[Data supplied — start]

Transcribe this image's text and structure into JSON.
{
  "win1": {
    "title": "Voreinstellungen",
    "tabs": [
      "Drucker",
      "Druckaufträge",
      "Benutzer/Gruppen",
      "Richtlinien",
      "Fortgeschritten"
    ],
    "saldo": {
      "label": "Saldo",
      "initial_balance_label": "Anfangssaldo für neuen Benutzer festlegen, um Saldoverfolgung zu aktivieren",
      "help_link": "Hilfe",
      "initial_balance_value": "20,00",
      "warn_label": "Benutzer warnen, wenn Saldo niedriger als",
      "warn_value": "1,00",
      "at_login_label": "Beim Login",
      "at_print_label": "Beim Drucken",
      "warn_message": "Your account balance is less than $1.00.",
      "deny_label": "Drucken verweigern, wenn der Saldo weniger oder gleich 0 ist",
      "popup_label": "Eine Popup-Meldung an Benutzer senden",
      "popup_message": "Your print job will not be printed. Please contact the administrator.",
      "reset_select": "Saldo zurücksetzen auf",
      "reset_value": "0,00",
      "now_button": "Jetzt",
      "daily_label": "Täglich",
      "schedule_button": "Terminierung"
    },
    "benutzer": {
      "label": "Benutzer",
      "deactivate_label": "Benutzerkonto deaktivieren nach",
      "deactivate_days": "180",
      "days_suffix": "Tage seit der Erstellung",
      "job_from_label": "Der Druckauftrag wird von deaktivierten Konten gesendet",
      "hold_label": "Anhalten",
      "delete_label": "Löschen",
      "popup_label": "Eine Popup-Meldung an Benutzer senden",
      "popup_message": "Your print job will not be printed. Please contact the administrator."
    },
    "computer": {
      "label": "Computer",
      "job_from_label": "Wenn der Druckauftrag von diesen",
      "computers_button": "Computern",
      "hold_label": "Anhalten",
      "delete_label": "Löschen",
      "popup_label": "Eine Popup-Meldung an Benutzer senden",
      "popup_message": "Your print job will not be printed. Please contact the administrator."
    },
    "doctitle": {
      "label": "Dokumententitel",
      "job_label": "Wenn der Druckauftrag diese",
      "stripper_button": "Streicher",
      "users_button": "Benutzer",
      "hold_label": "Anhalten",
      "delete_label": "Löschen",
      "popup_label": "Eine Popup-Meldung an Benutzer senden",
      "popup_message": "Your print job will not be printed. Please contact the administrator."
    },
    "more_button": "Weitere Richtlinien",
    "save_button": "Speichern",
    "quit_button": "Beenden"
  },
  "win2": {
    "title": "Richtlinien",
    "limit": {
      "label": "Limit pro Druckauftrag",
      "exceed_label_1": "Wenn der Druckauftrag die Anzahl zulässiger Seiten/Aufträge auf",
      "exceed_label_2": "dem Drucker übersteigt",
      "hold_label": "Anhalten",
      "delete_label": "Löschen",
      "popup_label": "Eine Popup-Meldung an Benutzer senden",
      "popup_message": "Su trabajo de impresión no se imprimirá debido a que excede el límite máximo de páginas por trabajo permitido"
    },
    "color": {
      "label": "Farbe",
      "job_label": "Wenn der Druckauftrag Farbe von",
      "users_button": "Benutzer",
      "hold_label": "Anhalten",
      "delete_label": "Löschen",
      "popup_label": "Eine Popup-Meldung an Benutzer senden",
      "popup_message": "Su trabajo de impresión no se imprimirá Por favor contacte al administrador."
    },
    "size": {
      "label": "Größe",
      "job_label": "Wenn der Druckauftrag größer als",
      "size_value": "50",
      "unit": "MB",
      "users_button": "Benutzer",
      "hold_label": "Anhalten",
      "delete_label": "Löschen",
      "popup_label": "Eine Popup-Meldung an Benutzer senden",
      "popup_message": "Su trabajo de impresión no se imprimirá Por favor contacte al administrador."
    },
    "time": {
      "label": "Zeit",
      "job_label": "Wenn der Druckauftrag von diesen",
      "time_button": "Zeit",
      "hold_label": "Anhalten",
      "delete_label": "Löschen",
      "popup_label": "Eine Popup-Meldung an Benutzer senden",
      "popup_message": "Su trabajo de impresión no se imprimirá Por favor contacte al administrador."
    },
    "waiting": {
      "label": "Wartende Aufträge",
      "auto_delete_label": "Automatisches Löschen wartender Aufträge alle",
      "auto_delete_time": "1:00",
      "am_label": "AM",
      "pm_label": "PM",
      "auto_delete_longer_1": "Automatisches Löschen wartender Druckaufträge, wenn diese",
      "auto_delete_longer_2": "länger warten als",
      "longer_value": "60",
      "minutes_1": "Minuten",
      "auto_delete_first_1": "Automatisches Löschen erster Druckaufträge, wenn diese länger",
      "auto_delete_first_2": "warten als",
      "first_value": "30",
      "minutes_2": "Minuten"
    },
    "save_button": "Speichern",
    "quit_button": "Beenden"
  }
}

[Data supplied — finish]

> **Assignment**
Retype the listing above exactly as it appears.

> **Your response**
Transcribe this image's text and structure into JSON.
{
  "win1": {
    "title": "Voreinstellungen",
    "tabs": [
      "Drucker",
      "Druckaufträge",
      "Benutzer/Gruppen",
      "Richtlinien",
      "Fortgeschritten"
    ],
    "saldo": {
      "label": "Saldo",
      "initial_balance_label": "Anfangssaldo für neuen Benutzer festlegen, um Saldoverfolgung zu aktivieren",
      "help_link": "Hilfe",
      "initial_balance_value": "20,00",
      "warn_label": "Benutzer warnen, wenn Saldo niedriger als",
      "warn_value": "1,00",
      "at_login_label": "Beim Login",
      "at_print_label": "Beim Drucken",
      "warn_message": "Your account balance is less than $1.00.",
      "deny_label": "Drucken verweigern, wenn der Saldo weniger oder gleich 0 ist",
      "popup_label": "Eine Popup-Meldung an Benutzer senden",
      "popup_message": "Your print job will not be printed. Please contact the administrator.",
      "reset_select": "Saldo zurücksetzen auf",
      "reset_value": "0,00",
      "now_button": "Jetzt",
      "daily_label": "Täglich",
      "schedule_button": "Terminierung"
    },
    "benutzer": {
      "label": "Benutzer",
      "deactivate_label": "Benutzerkonto deaktivieren nach",
      "deactivate_days": "180",
      "days_suffix": "Tage seit der Erstellung",
      "job_from_label": "Der Druckauftrag wird von deaktivierten Konten gesendet",
      "hold_label": "Anhalten",
      "delete_label": "Löschen",
      "popup_label": "Eine Popup-Meldung an Benutzer senden",
      "popup_message": "Your print job will not be printed. Please contact the administrator."
    },
    "computer": {
      "label": "Computer",
      "job_from_label": "Wenn der Druckauftrag von diesen",
      "computers_button": "Computern",
      "hold_label": "Anhalten",
      "delete_label": "Löschen",
      "popup_label": "Eine Popup-Meldung an Benutzer senden",
      "popup_message": "Your print job will not be printed. Please contact the administrator."
    },
    "doctitle": {
      "label": "Dokumententitel",
      "job_label": "Wenn der Druckauftrag diese",
      "stripper_button": "Streicher",
      "users_button": "Benutzer",
      "hold_label": "Anhalten",
      "delete_label": "Löschen",
      "popup_label": "Eine Popup-Meldung an Benutzer senden",
      "popup_message": "Your print job will not be printed. Please contact the administrator."
    },
    "more_button": "Weitere Richtlinien",
    "save_button": "Speichern",
    "quit_button": "Beenden"
  },
  "win2": {
    "title": "Richtlinien",
    "limit": {
      "label": "Limit pro Druckauftrag",
      "exceed_label_1": "Wenn der Druckauftrag die Anzahl zulässiger Seiten/Aufträge auf",
      "exceed_label_2": "dem Drucker übersteigt",
      "hold_label": "Anhalten",
      "delete_label": "Löschen",
      "popup_label": "Eine Popup-Meldung an Benutzer senden",
      "popup_message": "Su trabajo de impresión no se imprimirá debido a que excede el límite máximo de páginas por trabajo permitido"
    },
    "color": {
      "label": "Farbe",
      "job_label": "Wenn der Druckauftrag Farbe von",
      "users_button": "Benutzer",
      "hold_label": "Anhalten",
      "delete_label": "Löschen",
      "popup_label": "Eine Popup-Meldung an Benutzer senden",
      "popup_message": "Su trabajo de impresión no se imprimirá Por favor contacte al administrador."
    },
    "size": {
      "label": "Größe",
      "job_label": "Wenn der Druckauftrag größer als",
      "size_value": "50",
      "unit": "MB",
      "users_button": "Benutzer",
      "hold_label": "Anhalten",
      "delete_label": "Löschen",
      "popup_label": "Eine Popup-Meldung an Benutzer senden",
      "popup_message": "Su trabajo de impresión no se imprimirá Por favor contacte al administrador."
    },
    "time": {
      "label": "Zeit",
      "job_label": "Wenn der Druckauftrag von diesen",
      "time_button": "Zeit",
      "hold_label": "Anhalten",
      "delete_label": "Löschen",
      "popup_label": "Eine Popup-Meldung an Benutzer senden",
      "popup_message": "Su trabajo de impresión no se imprimirá Por favor contacte al administrador."
    },
    "waiting": {
      "label": "Wartende Aufträge",
      "auto_delete_label": "Automatisches Löschen wartender Aufträge alle",
      "auto_delete_time": "1:00",
      "am_label": "AM",
      "pm_label": "PM",
      "auto_delete_longer_1": "Automatisches Löschen wartender Druckaufträge, wenn diese",
      "auto_delete_longer_2": "länger warten als",
      "longer_value": "60",
      "minutes_1": "Minuten",
      "auto_delete_first_1": "Automatisches Löschen erster Druckaufträge, wenn diese länger",
      "auto_delete_first_2": "warten als",
      "first_value": "30",
      "minutes_2": "Minuten"
    },
    "save_button": "Speichern",
    "quit_button": "Beenden"
  }
}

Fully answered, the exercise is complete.